EXTRACTED DATA:
***

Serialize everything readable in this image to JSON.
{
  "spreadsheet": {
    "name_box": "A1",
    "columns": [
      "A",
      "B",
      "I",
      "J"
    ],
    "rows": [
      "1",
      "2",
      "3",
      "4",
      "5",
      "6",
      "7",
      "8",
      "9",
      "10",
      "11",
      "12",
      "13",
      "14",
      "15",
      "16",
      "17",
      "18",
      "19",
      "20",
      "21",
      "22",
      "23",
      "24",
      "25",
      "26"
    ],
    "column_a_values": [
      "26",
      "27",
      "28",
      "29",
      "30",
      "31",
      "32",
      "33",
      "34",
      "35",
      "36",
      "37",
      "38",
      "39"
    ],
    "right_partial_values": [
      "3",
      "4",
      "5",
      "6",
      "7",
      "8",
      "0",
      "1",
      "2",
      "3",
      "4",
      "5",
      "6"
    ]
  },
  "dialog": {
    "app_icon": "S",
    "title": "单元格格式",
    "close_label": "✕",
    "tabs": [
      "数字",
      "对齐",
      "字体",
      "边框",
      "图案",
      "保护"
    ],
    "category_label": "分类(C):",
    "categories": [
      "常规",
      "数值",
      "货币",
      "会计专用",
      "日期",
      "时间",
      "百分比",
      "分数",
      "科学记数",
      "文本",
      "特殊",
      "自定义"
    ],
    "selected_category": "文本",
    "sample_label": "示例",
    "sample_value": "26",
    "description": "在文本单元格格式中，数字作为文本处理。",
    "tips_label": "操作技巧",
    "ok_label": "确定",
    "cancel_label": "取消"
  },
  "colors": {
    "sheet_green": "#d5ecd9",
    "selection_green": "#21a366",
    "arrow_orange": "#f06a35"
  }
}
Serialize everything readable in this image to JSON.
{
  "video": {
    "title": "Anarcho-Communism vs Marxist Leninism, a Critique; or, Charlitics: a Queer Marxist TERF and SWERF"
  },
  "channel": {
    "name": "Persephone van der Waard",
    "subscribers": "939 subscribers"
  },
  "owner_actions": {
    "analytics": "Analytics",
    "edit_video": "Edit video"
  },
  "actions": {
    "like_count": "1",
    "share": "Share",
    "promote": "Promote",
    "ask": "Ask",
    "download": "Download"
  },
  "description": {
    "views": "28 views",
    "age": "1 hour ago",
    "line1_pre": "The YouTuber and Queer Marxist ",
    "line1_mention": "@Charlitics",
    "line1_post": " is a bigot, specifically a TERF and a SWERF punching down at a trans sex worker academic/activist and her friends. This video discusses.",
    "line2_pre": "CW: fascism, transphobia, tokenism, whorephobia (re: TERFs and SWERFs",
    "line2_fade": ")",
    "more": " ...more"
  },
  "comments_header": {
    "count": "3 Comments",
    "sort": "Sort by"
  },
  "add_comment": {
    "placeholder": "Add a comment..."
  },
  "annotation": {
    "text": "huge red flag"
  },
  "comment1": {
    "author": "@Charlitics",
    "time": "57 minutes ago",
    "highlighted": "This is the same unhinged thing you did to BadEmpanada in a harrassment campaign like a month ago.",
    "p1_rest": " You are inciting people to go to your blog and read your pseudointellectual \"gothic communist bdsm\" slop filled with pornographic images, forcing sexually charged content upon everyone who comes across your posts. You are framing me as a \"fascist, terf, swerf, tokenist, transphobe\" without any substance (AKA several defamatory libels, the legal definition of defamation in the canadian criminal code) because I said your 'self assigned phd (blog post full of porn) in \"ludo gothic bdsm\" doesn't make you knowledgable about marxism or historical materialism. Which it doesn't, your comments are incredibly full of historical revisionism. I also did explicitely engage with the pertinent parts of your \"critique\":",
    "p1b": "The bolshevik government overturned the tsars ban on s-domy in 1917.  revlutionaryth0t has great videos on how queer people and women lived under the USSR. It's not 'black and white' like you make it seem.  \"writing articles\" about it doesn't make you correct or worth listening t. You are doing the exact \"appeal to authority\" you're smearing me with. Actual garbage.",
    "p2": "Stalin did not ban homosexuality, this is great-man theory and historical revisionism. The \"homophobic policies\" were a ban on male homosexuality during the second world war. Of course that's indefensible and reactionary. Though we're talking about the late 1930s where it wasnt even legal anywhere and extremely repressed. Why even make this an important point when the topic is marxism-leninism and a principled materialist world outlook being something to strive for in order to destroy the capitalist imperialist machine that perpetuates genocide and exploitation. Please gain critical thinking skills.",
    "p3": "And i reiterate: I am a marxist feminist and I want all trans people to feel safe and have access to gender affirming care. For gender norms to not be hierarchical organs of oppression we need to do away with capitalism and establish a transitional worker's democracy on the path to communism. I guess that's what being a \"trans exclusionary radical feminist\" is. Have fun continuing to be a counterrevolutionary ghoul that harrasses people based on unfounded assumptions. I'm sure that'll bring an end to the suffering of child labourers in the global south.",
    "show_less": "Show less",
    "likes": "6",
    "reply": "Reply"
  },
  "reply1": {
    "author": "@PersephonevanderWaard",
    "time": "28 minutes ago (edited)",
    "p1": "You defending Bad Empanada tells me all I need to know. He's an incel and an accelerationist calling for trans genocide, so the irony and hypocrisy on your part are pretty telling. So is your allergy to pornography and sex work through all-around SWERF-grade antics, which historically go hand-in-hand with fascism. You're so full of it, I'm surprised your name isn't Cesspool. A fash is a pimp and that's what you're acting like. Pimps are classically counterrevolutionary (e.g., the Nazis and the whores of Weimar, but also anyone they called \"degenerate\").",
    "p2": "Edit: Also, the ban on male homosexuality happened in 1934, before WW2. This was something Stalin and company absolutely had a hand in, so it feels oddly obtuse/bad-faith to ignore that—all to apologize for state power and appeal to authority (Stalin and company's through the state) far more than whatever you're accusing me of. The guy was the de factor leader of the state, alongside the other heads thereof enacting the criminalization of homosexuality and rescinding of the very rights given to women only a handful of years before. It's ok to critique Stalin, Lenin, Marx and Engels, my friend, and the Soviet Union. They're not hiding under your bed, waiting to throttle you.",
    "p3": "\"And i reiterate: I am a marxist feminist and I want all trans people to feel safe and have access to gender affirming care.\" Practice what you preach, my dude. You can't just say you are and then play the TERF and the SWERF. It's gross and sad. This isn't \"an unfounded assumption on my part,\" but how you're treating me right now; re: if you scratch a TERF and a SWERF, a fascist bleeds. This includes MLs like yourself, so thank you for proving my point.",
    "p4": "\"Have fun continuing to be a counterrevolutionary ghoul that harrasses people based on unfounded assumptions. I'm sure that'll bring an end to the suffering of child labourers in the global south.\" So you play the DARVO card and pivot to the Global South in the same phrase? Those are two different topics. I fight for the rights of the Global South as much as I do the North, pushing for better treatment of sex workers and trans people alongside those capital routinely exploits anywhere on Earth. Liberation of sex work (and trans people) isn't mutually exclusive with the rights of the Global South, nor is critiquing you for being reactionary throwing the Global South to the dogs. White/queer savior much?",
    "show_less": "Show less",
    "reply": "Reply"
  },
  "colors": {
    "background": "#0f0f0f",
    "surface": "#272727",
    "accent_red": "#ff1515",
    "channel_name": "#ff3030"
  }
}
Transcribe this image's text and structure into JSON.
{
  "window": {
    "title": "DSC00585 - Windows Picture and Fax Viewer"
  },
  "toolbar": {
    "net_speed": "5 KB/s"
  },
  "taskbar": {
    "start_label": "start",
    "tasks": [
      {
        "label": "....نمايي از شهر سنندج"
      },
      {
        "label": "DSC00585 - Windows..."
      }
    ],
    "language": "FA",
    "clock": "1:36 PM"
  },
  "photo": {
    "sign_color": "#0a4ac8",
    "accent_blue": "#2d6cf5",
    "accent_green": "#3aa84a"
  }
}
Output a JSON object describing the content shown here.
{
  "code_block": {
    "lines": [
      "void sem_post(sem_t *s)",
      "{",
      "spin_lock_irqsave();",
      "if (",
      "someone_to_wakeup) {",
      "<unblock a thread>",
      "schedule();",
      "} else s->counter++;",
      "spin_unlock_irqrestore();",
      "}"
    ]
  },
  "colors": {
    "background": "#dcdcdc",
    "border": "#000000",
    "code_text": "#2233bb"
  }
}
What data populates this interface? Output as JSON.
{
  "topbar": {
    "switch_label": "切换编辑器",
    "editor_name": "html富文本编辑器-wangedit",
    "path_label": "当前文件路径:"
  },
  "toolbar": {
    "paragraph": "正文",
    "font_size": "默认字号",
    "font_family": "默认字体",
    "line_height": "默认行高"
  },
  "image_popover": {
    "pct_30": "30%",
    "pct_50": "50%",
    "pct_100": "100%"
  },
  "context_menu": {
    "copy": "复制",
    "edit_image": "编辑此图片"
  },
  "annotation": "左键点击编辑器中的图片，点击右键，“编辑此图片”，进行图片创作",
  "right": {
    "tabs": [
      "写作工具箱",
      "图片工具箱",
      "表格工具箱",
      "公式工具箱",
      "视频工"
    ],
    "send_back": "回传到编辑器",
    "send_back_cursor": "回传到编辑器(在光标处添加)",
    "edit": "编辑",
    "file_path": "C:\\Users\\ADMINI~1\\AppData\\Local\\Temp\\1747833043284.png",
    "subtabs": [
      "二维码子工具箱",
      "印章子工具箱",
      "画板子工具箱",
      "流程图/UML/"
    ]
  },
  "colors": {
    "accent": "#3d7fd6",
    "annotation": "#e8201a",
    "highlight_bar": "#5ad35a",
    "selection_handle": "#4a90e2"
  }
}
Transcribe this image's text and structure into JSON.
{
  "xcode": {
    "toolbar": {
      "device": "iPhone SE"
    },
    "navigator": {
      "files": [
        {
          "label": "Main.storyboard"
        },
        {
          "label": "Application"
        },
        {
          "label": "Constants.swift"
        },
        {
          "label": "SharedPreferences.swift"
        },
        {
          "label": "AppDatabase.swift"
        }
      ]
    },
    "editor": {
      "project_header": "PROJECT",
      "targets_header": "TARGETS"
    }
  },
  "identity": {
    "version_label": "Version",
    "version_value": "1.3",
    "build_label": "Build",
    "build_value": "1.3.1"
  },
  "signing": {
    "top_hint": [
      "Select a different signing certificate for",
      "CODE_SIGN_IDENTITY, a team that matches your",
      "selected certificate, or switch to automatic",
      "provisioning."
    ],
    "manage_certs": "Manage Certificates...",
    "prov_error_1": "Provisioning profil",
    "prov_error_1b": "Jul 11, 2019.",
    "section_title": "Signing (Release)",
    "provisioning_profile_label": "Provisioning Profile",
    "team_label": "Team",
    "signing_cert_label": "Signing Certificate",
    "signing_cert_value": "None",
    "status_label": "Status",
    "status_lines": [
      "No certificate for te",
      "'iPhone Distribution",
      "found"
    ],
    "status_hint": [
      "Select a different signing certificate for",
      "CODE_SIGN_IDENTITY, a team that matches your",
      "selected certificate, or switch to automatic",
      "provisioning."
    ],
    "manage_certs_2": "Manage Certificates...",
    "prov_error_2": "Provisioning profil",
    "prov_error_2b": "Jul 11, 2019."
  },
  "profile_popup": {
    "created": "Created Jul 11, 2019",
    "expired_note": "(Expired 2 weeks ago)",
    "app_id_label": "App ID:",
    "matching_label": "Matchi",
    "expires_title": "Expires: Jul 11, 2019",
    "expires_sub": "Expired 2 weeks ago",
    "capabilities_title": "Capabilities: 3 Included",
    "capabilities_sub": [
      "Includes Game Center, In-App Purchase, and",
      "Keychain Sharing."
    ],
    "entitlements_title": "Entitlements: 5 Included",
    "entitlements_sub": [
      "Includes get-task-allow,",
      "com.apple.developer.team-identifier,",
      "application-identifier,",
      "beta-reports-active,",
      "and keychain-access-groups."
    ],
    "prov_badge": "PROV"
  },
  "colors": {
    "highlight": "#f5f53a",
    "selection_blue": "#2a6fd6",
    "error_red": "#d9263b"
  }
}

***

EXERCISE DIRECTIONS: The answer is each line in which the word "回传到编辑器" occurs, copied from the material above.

ANSWER SPACE:
    "send_back": "回传到编辑器",
    "send_back_cursor": "回传到编辑器(在光标处添加)",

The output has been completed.